══ SUPPLIED ENTRIES
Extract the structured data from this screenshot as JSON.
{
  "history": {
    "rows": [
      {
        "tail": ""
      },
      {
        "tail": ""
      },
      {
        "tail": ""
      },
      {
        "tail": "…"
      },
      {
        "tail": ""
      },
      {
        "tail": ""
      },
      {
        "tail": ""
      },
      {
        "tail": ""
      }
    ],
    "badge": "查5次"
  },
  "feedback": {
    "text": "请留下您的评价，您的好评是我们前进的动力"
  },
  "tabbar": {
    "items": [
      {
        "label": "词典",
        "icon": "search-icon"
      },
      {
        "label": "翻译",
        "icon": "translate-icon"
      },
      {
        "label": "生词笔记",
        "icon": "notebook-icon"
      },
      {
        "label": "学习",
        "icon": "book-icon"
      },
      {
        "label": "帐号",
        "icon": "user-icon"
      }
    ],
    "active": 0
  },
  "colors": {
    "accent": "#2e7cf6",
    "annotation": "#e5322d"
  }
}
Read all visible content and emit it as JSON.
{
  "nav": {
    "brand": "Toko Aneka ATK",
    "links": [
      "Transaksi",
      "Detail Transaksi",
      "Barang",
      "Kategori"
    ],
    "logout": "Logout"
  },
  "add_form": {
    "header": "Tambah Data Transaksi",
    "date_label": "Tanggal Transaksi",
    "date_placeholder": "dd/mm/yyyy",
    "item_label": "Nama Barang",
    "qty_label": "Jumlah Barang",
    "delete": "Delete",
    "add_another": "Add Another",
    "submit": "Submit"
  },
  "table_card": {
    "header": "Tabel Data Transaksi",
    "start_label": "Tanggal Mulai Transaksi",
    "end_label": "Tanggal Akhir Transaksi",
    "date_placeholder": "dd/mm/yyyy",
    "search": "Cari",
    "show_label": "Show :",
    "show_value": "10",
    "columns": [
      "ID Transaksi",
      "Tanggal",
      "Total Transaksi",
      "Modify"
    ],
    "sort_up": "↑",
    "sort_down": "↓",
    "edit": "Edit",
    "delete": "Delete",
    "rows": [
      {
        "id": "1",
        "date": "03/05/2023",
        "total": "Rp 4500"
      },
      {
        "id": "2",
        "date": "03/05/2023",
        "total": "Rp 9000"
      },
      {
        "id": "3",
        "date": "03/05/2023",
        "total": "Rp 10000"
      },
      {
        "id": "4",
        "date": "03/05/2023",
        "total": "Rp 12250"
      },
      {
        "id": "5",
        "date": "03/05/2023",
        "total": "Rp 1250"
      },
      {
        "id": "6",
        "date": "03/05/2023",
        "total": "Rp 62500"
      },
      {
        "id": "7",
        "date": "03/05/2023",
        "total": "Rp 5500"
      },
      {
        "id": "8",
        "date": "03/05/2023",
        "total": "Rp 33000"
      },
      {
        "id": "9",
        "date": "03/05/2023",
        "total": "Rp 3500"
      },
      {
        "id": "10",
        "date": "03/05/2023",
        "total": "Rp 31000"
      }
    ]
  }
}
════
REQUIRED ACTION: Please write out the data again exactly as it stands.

RESPONSE BOX:
Extract the structured data from this screenshot as JSON.
{
  "history": {
    "rows": [
      {
        "tail": ""
      },
      {
        "tail": ""
      },
      {
        "tail": ""
      },
      {
        "tail": "…"
      },
      {
        "tail": ""
      },
      {
        "tail": ""
      },
      {
        "tail": ""
      },
      {
        "tail": ""
      }
    ],
    "badge": "查5次"
  },
  "feedback": {
    "text": "请留下您的评价，您的好评是我们前进的动力"
  },
  "tabbar": {
    "items": [
      {
        "label": "词典",
        "icon": "search-icon"
      },
      {
        "label": "翻译",
        "icon": "translate-icon"
      },
      {
        "label": "生词笔记",
        "icon": "notebook-icon"
      },
      {
        "label": "学习",
        "icon": "book-icon"
      },
      {
        "label": "帐号",
        "icon": "user-icon"
      }
    ],
    "active": 0
  },
  "colors": {
    "accent": "#2e7cf6",
    "annotation": "#e5322d"
  }
}
Read all visible content and emit it as JSON.
{
  "nav": {
    "brand": "Toko Aneka ATK",
    "links": [
      "Transaksi",
      "Detail Transaksi",
      "Barang",
      "Kategori"
    ],
    "logout": "Logout"
  },
  "add_form": {
    "header": "Tambah Data Transaksi",
    "date_label": "Tanggal Transaksi",
    "date_placeholder": "dd/mm/yyyy",
    "item_label": "Nama Barang",
    "qty_label": "Jumlah Barang",
    "delete": "Delete",
    "add_another": "Add Another",
    "submit": "Submit"
  },
  "table_card": {
    "header": "Tabel Data Transaksi",
    "start_label": "Tanggal Mulai Transaksi",
    "end_label": "Tanggal Akhir Transaksi",
    "date_placeholder": "dd/mm/yyyy",
    "search": "Cari",
    "show_label": "Show :",
    "show_value": "10",
    "columns": [
      "ID Transaksi",
      "Tanggal",
      "Total Transaksi",
      "Modify"
    ],
    "sort_up": "↑",
    "sort_down": "↓",
    "edit": "Edit",
    "delete": "Delete",
    "rows": [
      {
        "id": "1",
        "date": "03/05/2023",
        "total": "Rp 4500"
      },
      {
        "id": "2",
        "date": "03/05/2023",
        "total": "Rp 9000"
      },
      {
        "id": "3",
        "date": "03/05/2023",
        "total": "Rp 10000"
      },
      {
        "id": "4",
        "date": "03/05/2023",
        "total": "Rp 12250"
      },
      {
        "id": "5",
        "date": "03/05/2023",
        "total": "Rp 1250"
      },
      {
        "id": "6",
        "date": "03/05/2023",
        "total": "Rp 62500"
      },
      {
        "id": "7",
        "date": "03/05/2023",
        "total": "Rp 5500"
      },
      {
        "id": "8",
        "date": "03/05/2023",
        "total": "Rp 33000"
      },
      {
        "id": "9",
        "date": "03/05/2023",
        "total": "Rp 3500"
      },
      {
        "id": "10",
        "date": "03/05/2023",
        "total": "Rp 31000"
      }
    ]
  }
}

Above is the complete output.